James shook his head to sober up and focus.
Patrick told everyone that Frode suggested Noma should leave the village. Patrick said that he was against it and asked the Praxk to stay, but Noma just recited something about his ‘ancestral weakness’ and ‘proving himself’ and ended up agreeing with Frode. Patrick said that Noma just walked out, too ashamed to say goodbye to anyone. When James asked why Noma was ashamed, he was slightly mad at the answer. Noma had betrayed James’s party and was the reason they were imprisoned. Michael joined in at that point and gave everyone a glimpse of the Lich King and the Lich Prince's power. He explained that they were master manipulators and that they shouldn’t hold a grudge against Noma. James agreed. After hearing Frey’s speech earlier in the day, he was in no mood to hold grudges. James asked Patrick if Noma was ever going to come back and the redhead just shrugged. Patrick said that he pleaded with Noma to come back, but never got a solid response. James decided then that if Noma ever made it back to the village, he would be welcomed as a friend because that was what he was.
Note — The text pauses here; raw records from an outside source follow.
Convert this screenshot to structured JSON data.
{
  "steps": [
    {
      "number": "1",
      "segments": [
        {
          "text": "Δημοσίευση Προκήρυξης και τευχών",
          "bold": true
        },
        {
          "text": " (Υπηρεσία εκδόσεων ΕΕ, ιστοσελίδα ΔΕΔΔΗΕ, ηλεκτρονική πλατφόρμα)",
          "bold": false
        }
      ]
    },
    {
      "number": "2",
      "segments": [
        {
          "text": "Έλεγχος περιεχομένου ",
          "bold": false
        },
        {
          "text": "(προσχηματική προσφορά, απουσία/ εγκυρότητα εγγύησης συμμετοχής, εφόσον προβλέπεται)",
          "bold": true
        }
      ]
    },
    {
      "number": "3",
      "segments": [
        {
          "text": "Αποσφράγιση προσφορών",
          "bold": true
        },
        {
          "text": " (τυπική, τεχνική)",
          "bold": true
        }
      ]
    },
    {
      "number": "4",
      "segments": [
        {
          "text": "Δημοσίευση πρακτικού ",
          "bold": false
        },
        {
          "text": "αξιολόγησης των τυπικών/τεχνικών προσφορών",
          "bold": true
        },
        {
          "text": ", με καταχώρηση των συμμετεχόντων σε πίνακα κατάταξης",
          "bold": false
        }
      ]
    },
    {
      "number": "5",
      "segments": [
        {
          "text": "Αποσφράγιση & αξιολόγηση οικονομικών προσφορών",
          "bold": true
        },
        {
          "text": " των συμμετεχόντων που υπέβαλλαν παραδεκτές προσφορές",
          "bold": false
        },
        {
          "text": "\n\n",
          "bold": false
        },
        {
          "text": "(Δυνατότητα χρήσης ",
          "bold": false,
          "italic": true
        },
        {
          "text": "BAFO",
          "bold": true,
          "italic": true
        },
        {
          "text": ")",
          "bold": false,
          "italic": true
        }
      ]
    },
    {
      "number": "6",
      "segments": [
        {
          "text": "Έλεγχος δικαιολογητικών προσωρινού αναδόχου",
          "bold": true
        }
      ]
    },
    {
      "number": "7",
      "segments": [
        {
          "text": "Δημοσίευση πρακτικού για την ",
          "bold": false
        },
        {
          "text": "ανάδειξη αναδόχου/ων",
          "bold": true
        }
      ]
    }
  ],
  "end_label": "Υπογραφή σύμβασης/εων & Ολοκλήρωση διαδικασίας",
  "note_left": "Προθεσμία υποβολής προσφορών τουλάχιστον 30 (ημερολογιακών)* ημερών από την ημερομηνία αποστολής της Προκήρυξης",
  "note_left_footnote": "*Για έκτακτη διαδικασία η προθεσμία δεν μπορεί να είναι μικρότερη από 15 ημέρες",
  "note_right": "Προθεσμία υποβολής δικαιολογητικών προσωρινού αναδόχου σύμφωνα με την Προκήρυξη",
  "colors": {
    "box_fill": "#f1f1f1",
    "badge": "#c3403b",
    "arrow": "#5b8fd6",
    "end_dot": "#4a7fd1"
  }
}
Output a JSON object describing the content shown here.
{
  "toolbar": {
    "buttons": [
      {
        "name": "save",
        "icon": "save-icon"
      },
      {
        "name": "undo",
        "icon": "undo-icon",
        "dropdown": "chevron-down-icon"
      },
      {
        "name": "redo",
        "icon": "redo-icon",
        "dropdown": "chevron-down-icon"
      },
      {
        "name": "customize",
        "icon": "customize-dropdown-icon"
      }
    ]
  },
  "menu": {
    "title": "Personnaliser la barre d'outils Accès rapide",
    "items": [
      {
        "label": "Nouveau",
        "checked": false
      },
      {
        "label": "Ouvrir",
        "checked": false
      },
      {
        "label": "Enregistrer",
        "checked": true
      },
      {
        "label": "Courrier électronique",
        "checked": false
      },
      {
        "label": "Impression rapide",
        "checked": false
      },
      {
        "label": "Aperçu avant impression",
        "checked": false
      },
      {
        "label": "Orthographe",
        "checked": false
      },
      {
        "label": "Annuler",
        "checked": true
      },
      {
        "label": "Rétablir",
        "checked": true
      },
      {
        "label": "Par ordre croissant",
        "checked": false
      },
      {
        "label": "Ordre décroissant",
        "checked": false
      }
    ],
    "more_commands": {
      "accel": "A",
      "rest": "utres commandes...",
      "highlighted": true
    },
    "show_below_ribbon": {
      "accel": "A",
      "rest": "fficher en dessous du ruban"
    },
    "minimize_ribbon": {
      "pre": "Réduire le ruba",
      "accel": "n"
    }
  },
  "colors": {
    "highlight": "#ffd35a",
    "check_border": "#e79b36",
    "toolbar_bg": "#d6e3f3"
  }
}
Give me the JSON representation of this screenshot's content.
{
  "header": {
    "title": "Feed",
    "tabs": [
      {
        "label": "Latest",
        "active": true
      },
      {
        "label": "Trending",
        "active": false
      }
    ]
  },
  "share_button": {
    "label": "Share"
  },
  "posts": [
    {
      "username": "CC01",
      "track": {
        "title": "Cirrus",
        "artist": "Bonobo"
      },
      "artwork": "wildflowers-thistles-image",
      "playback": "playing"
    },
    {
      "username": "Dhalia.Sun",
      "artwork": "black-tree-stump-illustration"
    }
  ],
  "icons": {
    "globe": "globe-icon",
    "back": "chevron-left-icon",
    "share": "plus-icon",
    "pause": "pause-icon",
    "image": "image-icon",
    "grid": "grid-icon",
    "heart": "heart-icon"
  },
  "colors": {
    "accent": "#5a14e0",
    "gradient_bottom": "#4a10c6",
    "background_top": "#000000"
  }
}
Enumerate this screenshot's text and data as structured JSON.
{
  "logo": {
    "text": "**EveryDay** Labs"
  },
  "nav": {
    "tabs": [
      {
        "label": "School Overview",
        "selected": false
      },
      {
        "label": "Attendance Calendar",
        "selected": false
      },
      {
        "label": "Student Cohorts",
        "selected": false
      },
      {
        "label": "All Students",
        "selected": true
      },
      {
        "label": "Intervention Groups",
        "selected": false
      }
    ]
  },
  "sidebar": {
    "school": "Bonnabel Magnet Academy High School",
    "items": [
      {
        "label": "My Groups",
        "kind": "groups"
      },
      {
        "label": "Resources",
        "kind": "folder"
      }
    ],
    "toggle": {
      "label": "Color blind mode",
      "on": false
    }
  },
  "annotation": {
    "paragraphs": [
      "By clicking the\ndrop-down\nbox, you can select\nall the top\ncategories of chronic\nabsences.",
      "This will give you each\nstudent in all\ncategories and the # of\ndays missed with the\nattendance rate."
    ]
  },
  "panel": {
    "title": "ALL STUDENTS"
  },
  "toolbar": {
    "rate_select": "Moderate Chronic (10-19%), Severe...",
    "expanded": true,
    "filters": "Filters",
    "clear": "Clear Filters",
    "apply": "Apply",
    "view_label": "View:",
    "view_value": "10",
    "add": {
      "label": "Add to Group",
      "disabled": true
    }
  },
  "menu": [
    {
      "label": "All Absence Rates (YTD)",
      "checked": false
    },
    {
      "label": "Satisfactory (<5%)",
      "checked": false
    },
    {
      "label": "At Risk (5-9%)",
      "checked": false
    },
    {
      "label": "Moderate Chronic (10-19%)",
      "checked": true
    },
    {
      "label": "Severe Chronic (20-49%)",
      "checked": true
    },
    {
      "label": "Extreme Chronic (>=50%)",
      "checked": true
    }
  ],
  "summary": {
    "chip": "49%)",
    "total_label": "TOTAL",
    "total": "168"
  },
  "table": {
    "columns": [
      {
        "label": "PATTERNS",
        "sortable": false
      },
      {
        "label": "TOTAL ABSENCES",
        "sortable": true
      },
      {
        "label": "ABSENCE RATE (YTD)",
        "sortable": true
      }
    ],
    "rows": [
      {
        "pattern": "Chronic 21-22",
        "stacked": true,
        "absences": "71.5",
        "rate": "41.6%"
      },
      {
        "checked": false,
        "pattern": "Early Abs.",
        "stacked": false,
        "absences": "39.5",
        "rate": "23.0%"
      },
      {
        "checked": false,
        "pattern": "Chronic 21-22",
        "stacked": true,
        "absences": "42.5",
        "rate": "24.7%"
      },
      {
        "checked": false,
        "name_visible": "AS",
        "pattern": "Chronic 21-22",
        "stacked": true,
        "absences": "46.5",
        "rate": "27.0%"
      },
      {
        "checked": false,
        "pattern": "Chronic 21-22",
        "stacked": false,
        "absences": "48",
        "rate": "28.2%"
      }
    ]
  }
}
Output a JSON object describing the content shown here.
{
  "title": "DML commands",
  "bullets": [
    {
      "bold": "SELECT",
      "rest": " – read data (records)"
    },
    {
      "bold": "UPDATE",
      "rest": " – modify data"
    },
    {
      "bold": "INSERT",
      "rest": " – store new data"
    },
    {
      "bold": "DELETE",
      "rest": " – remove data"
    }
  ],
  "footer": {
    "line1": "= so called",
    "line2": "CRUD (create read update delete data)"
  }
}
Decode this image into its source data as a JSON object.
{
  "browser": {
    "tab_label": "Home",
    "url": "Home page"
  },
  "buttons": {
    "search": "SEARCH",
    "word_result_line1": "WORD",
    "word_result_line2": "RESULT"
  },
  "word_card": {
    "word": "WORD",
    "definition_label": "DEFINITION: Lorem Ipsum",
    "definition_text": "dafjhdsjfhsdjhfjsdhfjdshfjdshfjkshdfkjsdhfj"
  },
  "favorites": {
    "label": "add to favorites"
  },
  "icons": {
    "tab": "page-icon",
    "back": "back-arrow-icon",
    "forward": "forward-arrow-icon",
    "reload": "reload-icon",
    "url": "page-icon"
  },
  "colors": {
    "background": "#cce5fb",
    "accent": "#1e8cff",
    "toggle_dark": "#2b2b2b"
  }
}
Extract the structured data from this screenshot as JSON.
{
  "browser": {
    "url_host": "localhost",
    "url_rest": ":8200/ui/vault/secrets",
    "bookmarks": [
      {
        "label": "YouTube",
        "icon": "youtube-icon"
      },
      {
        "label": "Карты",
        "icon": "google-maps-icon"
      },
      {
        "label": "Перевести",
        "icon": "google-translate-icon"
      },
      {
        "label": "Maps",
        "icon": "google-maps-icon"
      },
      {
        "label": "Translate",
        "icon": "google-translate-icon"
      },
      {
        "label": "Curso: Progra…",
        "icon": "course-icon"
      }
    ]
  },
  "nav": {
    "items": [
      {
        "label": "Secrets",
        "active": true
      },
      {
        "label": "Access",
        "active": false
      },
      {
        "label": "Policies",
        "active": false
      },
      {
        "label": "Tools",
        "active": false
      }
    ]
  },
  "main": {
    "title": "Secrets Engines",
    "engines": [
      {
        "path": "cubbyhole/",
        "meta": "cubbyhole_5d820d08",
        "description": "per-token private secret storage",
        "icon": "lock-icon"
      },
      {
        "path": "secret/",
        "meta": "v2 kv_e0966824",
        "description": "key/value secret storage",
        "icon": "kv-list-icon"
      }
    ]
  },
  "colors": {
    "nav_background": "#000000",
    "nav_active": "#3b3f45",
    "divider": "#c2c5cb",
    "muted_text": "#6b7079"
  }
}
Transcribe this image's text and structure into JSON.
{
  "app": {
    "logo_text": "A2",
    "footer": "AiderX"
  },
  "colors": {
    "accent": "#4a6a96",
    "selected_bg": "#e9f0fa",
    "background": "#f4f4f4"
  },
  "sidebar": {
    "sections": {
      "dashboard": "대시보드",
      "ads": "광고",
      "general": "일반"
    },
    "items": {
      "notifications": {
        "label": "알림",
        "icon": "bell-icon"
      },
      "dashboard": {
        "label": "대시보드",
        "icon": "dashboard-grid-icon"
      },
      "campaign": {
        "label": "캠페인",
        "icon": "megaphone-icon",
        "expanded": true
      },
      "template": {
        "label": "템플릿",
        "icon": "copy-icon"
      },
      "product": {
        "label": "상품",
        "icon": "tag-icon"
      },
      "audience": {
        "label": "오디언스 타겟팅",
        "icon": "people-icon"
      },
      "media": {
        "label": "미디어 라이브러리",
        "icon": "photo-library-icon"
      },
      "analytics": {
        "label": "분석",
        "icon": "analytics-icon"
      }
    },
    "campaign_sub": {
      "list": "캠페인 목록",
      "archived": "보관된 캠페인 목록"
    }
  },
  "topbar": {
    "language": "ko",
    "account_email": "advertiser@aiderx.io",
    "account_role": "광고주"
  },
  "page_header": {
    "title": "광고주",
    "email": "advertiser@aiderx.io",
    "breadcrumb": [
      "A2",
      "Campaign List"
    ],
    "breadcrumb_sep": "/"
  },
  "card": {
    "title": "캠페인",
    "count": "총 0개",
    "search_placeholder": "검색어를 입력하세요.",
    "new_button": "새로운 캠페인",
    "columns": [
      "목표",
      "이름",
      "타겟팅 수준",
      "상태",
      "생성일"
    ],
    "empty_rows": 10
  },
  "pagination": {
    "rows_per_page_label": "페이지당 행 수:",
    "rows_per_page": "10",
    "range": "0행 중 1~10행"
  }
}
Patrick and Alex eventually left the room and allowed James and Michael to catch up for the first time. Michael gave a slightly more detailed account of the horrors he faced in the dungeon, and the two decided that they would eventually need to go back. Michael told James about how there are many more prisoners down there and how he thought they were building something terrible with the souls of the Earth humans.
“Soul weapons,” James said pulling out his short sword. “They are making soul weapons. This is one right here.”
Michael looked horrified as well as confused.
“The spirit that brought me to the battleground was named Salmaana. Apparently, she was a very powerful mage in her time. Anyway, she said she locked away all the evil creatures in the world - everyone that practiced the magic of creating soul weapons. She explained that there was nothing she could do to undo the tragedy that went into making soul weapons, but sometimes you had to wield them to beat back evil.” James looked at his short sword, suddenly disgusted with it.
Michael placed his hand on the short sword and lowered it, “I don’t care about your soul weapon or any of the old ones. I just don’t want any more to be made. We need to save the people inside that dungeon. According to what you say about Salmaana, the Lich King was supposed not to have access to any more souls. Now he does because Earth humans were somehow placed into his domain when they were put into the game. We need to figure out what happened to Earth too, for our own wellbeing and to figure out why people got transferred into the dungeon in the first place.”
James could only nod in agreement.
He was happy to have his brother back finally. It felt like months went by since he first entered the game. It felt like even longer, considering he and his brother had rarely gone a day without seeing each other since their parents died. Then they were separated for weeks inside the game. James sighed. They had a lot they needed to accomplish. Suddenly, the effects of the ale James had drunk that day hit him all at once. His head swam and his vision unfocused, allowing him to notice the angrily blinking notification icon in his interface for the first time. Tomorrow, James would check it out tomorrow.
James fell back into a makeshift bed, “Tomorrow, Brother. There will always be so many questions. Let’s search for answers tomorrow.”
And with that, James fell asleep; drunkenly worried that he would be awoken by Ingos.
END OF BOOK ONE